Competition for drivers is getting fierce. Companies like LyftUberEats, GrubHub, Amazon Flex and DoorDash all want you — and your car keys.

In a new bid to attract and keep more drivers, Lyft is rolling out a new perk: an education program. It’s offering discounted tuition for online classes from more than 80 universities.

Here’s why: Internal surveys by Lyft found some eye-opening facts about its drivers.

  • Nearly 50% of drivers don’t have a college degree.
  • Most drivers without degrees want to earn one.
  • The vast majority of Lyft drivers drive as a way to earn money while pursuing other interests. More than 93% of them drive for Lyft less than 20 hours a week, Business Insider reports. Most have other jobs, are looking for work, or are full-time students or retirees.

Education is the Newest of the Lyft Perks

This is a way for Lyft to set itself apart from competitors.

It’s launching this new benefit in partnership with Guild Education, a startup that connects working people with online courses so they can earn degrees or at least develop new skills. Guild also partners with companies like Chipotle and Taco Bell.

Lyft drivers will get access to classes from dozens of not-for-profit colleges, including the University of Denver and the online learning site edX, which was created by Harvard University and MIT.

Discounts on courses range from 5% to 20%.

Drivers will also have access to a free education mentor, which Lyft will pay for. This personal adviser will help them get started and coach them to complete their studies.

A wide variety of online courses are available. Drivers can take classes in HTML, nursing, vocational courses or English-as-a-second-language classes. They can pursue anything from a master’s degree to a General Equivalency Diploma (GED).
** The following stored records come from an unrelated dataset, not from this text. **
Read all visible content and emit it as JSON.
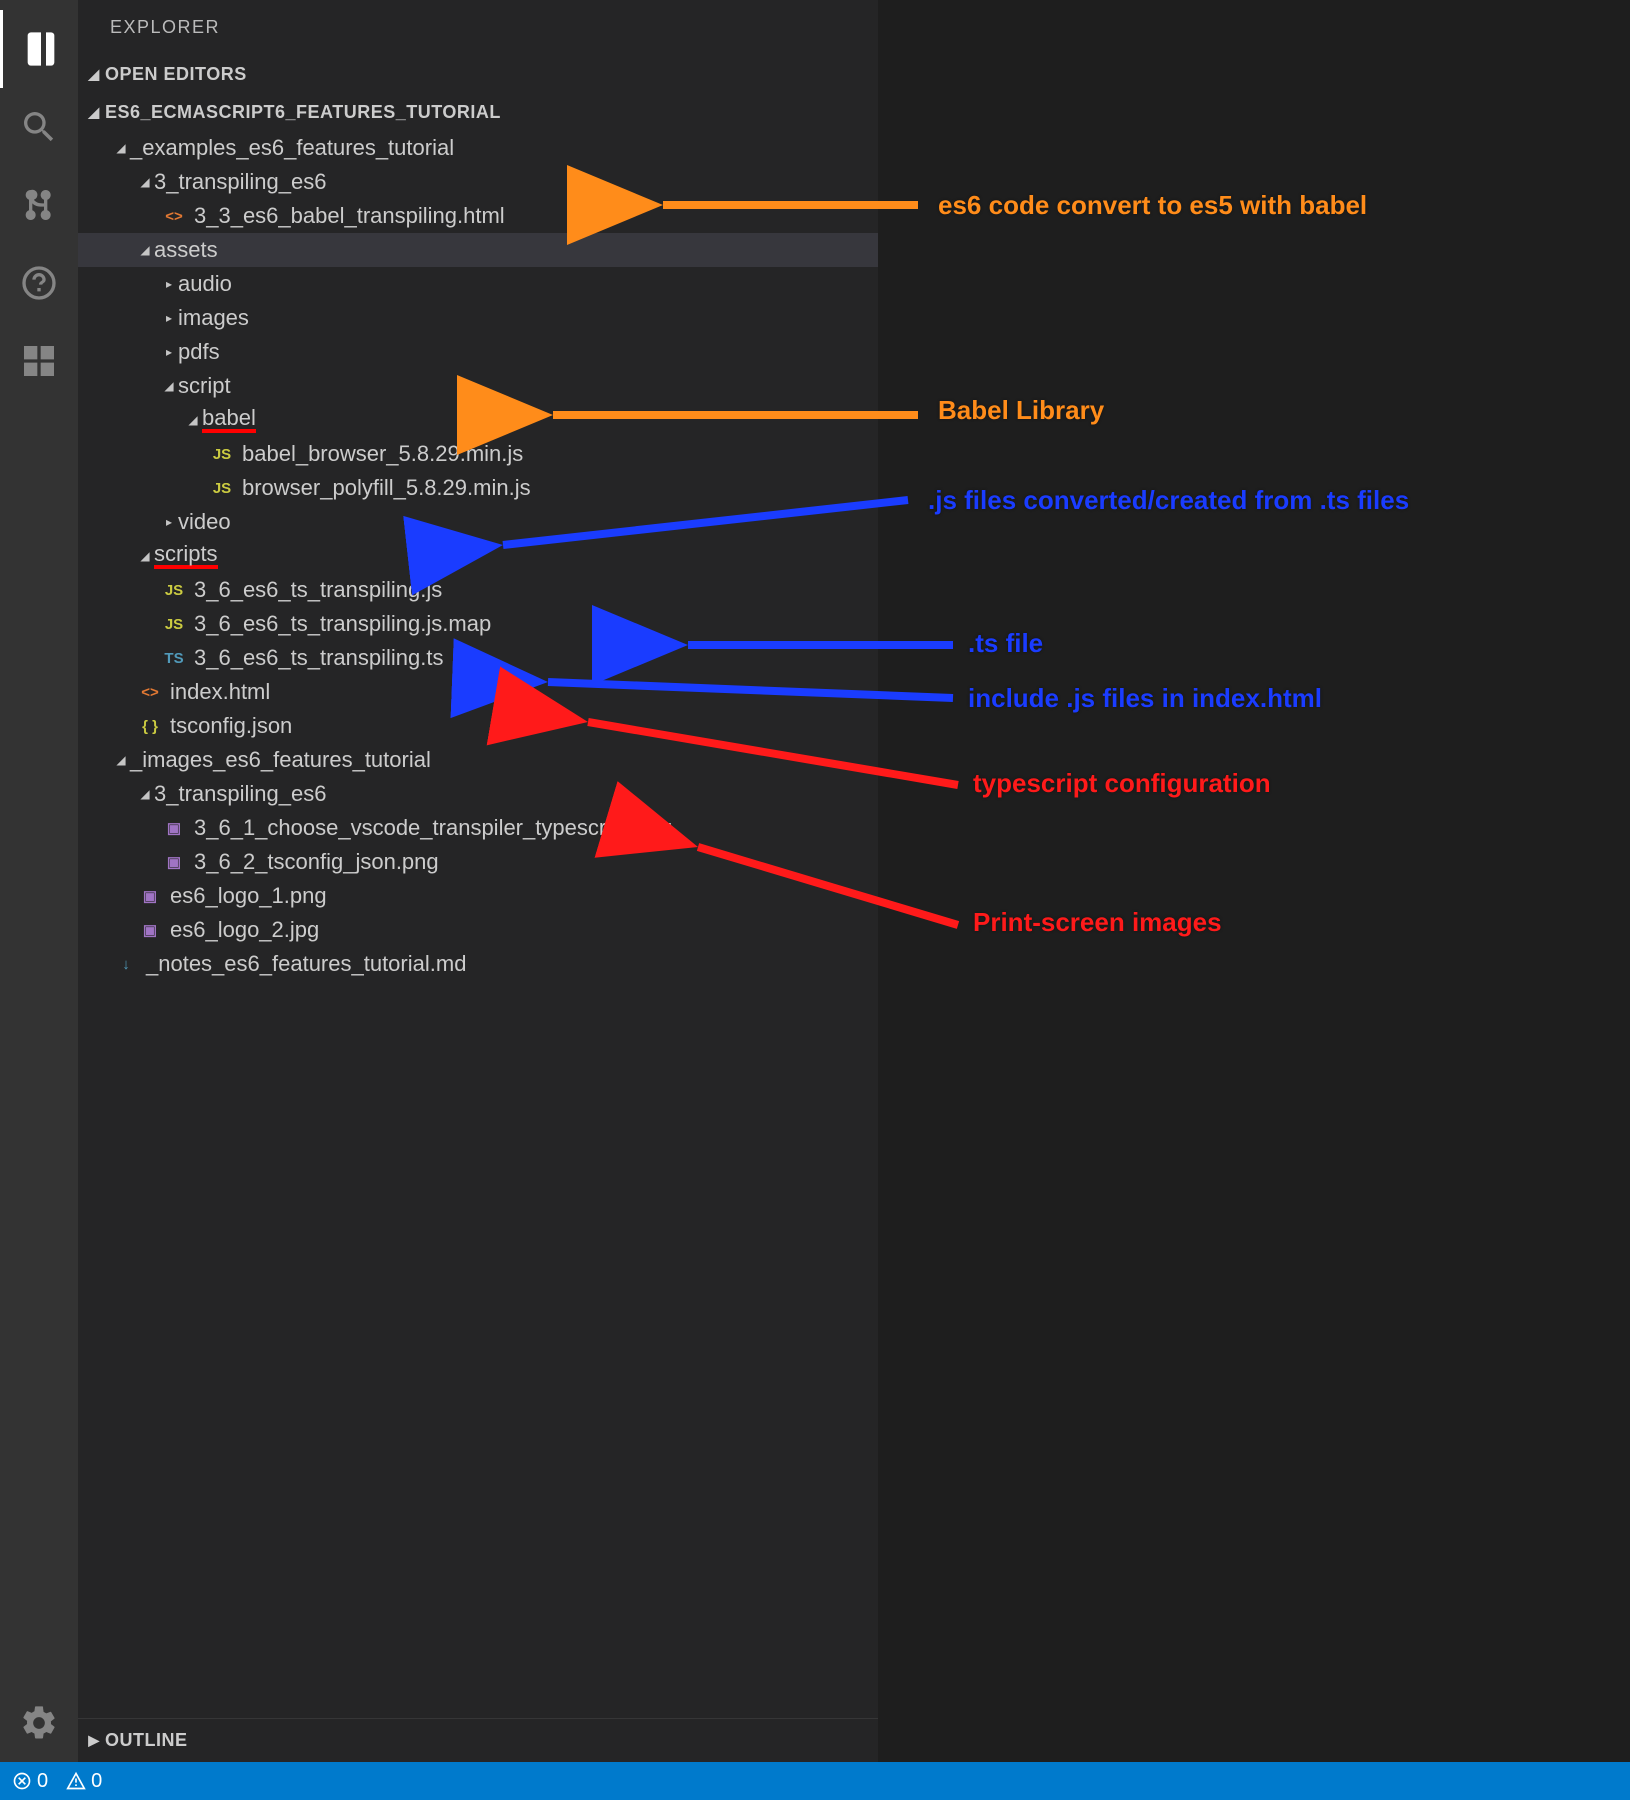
{
  "explorer": {
    "title": "EXPLORER",
    "open_editors_label": "OPEN EDITORS",
    "outline_label": "OUTLINE",
    "project_name": "ES6_ECMASCRIPT6_FEATURES_TUTORIAL"
  },
  "tree": [
    {
      "depth": 1,
      "type": "folder",
      "open": true,
      "label": "_examples_es6_features_tutorial"
    },
    {
      "depth": 2,
      "type": "folder",
      "open": true,
      "label": "3_transpiling_es6"
    },
    {
      "depth": 3,
      "type": "file",
      "badge": "html",
      "badgeText": "<>",
      "label": "3_3_es6_babel_transpiling.html",
      "selected": false
    },
    {
      "depth": 2,
      "type": "folder",
      "open": true,
      "label": "assets",
      "selected": true
    },
    {
      "depth": 3,
      "type": "folder",
      "open": false,
      "label": "audio"
    },
    {
      "depth": 3,
      "type": "folder",
      "open": false,
      "label": "images"
    },
    {
      "depth": 3,
      "type": "folder",
      "open": false,
      "label": "pdfs"
    },
    {
      "depth": 3,
      "type": "folder",
      "open": true,
      "label": "script"
    },
    {
      "depth": 4,
      "type": "folder",
      "open": true,
      "label": "babel",
      "underline": true
    },
    {
      "depth": 5,
      "type": "file",
      "badge": "js",
      "badgeText": "JS",
      "label": "babel_browser_5.8.29.min.js"
    },
    {
      "depth": 5,
      "type": "file",
      "badge": "js",
      "badgeText": "JS",
      "label": "browser_polyfill_5.8.29.min.js"
    },
    {
      "depth": 3,
      "type": "folder",
      "open": false,
      "label": "video"
    },
    {
      "depth": 2,
      "type": "folder",
      "open": true,
      "label": "scripts",
      "underline": true
    },
    {
      "depth": 3,
      "type": "file",
      "badge": "js",
      "badgeText": "JS",
      "label": "3_6_es6_ts_transpiling.js"
    },
    {
      "depth": 3,
      "type": "file",
      "badge": "js",
      "badgeText": "JS",
      "label": "3_6_es6_ts_transpiling.js.map"
    },
    {
      "depth": 3,
      "type": "file",
      "badge": "ts",
      "badgeText": "TS",
      "label": "3_6_es6_ts_transpiling.ts"
    },
    {
      "depth": 2,
      "type": "file",
      "badge": "html",
      "badgeText": "<>",
      "label": "index.html"
    },
    {
      "depth": 2,
      "type": "file",
      "badge": "json",
      "badgeText": "{ }",
      "label": "tsconfig.json"
    },
    {
      "depth": 1,
      "type": "folder",
      "open": true,
      "label": "_images_es6_features_tutorial"
    },
    {
      "depth": 2,
      "type": "folder",
      "open": true,
      "label": "3_transpiling_es6"
    },
    {
      "depth": 3,
      "type": "file",
      "badge": "img",
      "badgeText": "▣",
      "label": "3_6_1_choose_vscode_transpiler_typescript.png"
    },
    {
      "depth": 3,
      "type": "file",
      "badge": "img",
      "badgeText": "▣",
      "label": "3_6_2_tsconfig_json.png"
    },
    {
      "depth": 2,
      "type": "file",
      "badge": "img",
      "badgeText": "▣",
      "label": "es6_logo_1.png"
    },
    {
      "depth": 2,
      "type": "file",
      "badge": "img",
      "badgeText": "▣",
      "label": "es6_logo_2.jpg"
    },
    {
      "depth": 1,
      "type": "file",
      "badge": "md",
      "badgeText": "↓",
      "label": "_notes_es6_features_tutorial.md"
    }
  ],
  "statusbar": {
    "errors": "0",
    "warnings": "0"
  },
  "annotations": {
    "a1": "es6 code convert to es5  with babel",
    "a2": "Babel  Library",
    "a3": ".js files converted/created from .ts files",
    "a4": ".ts file",
    "a5": "include .js files in index.html",
    "a6": "typescript configuration",
    "a7": "Print-screen images"
  }
}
“We know that many Lyft drivers are working to achieve personal or professional goals, which often include continued education and learning,” Lyft President John Zimmer said. “We’re happy to offer this resource to help drivers succeed both on and off the platform.”

Mike Brassfield ([email protected]) is a senior writer at The Penny Hoarder. He could use some new skills.